**** Source data ****

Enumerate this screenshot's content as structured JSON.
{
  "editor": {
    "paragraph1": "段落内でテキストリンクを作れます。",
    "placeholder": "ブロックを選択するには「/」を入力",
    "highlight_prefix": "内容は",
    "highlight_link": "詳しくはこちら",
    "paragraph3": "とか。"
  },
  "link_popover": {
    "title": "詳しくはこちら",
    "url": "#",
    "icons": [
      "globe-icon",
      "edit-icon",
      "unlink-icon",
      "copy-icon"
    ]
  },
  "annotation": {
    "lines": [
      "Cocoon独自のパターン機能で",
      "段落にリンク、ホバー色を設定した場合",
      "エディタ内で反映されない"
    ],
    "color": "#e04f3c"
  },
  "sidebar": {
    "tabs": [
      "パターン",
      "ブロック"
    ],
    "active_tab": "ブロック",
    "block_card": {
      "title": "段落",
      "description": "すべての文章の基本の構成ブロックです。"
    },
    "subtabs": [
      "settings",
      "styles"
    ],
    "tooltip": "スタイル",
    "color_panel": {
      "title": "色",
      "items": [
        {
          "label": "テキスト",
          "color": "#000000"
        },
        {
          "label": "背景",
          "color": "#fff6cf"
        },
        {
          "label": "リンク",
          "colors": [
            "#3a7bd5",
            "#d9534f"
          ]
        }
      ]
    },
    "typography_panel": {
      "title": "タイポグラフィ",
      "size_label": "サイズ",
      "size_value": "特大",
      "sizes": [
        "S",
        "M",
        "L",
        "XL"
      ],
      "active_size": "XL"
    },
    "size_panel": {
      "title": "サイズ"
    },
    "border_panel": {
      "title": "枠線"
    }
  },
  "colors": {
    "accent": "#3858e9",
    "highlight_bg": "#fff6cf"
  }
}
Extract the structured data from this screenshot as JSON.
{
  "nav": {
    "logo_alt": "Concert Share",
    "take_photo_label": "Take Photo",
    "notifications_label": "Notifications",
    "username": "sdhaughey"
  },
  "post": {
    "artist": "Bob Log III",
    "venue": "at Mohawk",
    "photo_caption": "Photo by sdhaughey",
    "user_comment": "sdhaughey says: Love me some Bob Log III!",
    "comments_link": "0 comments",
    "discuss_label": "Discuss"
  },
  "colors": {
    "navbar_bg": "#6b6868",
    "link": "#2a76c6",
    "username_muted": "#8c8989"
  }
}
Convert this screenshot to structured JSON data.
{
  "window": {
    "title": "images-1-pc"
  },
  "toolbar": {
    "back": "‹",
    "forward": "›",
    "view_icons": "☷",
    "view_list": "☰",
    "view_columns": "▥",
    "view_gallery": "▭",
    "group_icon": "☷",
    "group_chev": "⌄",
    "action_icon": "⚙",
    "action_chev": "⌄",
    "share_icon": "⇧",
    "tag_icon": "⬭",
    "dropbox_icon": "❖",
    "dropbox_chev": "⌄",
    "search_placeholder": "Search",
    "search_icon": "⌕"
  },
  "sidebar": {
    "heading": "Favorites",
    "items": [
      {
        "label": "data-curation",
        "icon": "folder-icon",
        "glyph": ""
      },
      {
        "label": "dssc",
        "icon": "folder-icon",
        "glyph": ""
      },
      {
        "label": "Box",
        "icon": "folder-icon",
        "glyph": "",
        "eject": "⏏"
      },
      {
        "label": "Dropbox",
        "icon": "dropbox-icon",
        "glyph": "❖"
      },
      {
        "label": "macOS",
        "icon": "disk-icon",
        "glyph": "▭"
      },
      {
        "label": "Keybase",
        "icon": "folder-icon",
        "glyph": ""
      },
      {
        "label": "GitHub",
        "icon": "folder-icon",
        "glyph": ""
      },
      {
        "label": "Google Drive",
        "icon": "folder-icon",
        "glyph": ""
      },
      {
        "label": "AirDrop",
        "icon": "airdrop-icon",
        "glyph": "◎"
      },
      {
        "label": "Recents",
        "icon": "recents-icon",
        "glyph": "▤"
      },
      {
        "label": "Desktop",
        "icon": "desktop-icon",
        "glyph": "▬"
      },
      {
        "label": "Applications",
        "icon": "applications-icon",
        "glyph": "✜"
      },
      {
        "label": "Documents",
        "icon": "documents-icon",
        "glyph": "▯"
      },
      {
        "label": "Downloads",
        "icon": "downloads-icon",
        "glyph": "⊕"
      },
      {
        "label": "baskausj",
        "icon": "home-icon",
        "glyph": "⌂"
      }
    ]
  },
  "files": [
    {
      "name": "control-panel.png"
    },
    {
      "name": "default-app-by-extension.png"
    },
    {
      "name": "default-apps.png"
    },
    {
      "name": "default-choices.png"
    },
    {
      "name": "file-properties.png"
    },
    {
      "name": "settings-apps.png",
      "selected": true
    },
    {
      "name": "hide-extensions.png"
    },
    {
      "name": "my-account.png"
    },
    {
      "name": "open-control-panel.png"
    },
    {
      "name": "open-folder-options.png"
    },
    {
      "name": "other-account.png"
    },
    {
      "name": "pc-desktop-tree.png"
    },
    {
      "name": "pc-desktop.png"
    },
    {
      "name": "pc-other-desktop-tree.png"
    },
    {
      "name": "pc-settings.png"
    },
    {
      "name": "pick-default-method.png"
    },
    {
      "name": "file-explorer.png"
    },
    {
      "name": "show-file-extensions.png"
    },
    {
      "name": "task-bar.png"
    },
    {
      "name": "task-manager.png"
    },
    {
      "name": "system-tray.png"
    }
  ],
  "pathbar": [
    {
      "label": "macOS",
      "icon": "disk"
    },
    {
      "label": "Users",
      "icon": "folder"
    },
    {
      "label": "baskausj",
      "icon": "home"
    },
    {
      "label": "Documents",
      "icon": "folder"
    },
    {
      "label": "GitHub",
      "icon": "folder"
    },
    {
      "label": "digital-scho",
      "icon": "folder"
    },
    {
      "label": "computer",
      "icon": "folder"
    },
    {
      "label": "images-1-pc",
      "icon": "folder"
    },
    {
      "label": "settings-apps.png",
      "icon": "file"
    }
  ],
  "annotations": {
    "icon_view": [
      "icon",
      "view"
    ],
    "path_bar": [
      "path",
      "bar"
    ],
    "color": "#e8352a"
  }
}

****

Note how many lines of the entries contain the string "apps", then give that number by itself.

(Result for this exercise)
3